----- Available records -----
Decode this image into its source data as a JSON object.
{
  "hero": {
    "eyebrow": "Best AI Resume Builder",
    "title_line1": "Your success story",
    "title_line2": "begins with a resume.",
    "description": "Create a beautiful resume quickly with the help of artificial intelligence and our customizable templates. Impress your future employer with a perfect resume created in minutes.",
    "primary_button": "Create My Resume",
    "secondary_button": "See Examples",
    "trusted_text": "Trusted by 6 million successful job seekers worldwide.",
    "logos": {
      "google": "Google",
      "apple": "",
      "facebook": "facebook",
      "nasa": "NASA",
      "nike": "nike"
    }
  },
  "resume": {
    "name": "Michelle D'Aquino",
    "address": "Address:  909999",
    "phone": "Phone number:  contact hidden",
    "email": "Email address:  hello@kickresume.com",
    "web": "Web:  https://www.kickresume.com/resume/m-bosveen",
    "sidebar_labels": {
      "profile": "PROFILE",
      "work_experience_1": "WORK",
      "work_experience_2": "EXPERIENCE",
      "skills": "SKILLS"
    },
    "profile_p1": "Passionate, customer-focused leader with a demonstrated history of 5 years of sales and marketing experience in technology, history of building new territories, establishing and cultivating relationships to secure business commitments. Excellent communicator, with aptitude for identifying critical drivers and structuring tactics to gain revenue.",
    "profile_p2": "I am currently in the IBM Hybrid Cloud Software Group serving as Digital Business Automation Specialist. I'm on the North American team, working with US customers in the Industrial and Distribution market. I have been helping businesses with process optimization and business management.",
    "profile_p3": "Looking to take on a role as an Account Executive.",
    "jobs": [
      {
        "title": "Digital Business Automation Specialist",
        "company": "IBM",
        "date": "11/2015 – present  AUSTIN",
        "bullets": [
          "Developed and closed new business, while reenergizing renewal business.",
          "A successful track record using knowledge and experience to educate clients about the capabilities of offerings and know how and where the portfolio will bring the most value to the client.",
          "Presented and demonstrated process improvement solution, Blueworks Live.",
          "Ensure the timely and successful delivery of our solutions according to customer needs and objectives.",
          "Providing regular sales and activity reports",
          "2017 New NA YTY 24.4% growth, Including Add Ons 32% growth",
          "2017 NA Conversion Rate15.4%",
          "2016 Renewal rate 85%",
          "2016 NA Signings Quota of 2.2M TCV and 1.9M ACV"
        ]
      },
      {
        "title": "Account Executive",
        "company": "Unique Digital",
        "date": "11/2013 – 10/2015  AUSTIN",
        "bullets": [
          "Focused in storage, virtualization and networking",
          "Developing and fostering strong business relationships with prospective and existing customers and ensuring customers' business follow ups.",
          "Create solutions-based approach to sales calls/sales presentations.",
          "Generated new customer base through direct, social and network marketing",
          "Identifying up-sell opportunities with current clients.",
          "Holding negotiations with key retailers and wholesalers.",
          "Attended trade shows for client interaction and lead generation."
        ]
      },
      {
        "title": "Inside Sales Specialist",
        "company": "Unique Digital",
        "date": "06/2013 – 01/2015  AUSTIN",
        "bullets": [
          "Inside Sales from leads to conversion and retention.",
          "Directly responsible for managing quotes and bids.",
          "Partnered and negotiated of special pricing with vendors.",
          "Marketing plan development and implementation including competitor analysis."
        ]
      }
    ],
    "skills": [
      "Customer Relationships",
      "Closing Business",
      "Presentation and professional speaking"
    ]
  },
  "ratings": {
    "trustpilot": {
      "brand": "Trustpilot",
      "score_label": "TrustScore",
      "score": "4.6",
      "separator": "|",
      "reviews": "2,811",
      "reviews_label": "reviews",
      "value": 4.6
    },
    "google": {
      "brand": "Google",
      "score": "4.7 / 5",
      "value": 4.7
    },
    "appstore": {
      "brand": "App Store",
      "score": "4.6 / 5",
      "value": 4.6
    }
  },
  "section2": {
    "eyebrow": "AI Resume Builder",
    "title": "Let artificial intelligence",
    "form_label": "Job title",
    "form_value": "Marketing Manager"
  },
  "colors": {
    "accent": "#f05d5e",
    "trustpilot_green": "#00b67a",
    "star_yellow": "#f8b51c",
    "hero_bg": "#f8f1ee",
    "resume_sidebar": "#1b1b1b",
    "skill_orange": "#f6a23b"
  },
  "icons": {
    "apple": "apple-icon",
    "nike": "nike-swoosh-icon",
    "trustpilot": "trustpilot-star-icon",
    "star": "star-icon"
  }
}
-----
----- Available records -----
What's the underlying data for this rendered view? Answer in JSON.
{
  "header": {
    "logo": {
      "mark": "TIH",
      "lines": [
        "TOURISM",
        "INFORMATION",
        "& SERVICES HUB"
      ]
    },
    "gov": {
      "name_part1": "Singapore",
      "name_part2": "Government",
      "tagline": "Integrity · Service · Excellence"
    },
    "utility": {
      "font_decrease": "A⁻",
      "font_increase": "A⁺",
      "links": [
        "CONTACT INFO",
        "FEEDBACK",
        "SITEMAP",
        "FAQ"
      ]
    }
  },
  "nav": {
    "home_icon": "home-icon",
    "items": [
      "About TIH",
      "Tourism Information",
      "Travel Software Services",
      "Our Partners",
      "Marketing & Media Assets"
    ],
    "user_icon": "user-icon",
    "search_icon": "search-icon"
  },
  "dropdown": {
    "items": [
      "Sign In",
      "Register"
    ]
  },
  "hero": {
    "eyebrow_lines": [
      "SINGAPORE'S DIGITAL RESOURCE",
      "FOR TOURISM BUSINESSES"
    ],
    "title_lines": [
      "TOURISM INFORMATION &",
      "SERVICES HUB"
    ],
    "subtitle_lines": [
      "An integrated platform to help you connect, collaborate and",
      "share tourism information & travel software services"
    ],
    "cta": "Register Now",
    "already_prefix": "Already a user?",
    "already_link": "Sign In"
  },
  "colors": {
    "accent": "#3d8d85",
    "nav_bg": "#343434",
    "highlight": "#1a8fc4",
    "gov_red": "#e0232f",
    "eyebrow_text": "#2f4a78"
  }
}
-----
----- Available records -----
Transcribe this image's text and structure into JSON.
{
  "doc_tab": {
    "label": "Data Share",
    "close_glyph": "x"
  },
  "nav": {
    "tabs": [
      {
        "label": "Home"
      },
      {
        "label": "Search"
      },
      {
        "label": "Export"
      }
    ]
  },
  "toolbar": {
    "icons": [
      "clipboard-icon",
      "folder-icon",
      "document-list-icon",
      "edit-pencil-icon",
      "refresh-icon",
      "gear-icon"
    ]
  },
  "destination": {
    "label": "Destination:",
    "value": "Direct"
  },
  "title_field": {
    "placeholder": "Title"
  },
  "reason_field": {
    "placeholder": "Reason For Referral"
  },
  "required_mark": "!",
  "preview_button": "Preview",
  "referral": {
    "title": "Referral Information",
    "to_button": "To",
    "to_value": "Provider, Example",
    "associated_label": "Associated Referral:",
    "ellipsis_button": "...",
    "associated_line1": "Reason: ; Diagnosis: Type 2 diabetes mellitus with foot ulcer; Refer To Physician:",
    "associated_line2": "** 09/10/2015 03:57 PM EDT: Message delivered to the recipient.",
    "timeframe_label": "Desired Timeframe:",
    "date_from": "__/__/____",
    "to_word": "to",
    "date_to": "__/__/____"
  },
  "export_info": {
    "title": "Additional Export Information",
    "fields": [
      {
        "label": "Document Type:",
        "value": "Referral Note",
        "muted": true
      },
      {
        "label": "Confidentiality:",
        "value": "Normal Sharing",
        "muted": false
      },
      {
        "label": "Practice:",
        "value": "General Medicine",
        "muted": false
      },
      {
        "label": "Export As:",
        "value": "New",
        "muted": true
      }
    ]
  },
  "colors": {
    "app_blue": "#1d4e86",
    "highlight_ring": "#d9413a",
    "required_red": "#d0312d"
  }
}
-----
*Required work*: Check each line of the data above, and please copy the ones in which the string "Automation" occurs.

*Exercise output*:
    "profile_p2": "I am currently in the IBM Hybrid Cloud Software Group serving as Digital Business Automation Specialist. I'm on the North American team, working with US customers in the Industrial and Distribution market. I have been helping businesses with process optimization and business management.",
        "title": "Digital Business Automation Specialist",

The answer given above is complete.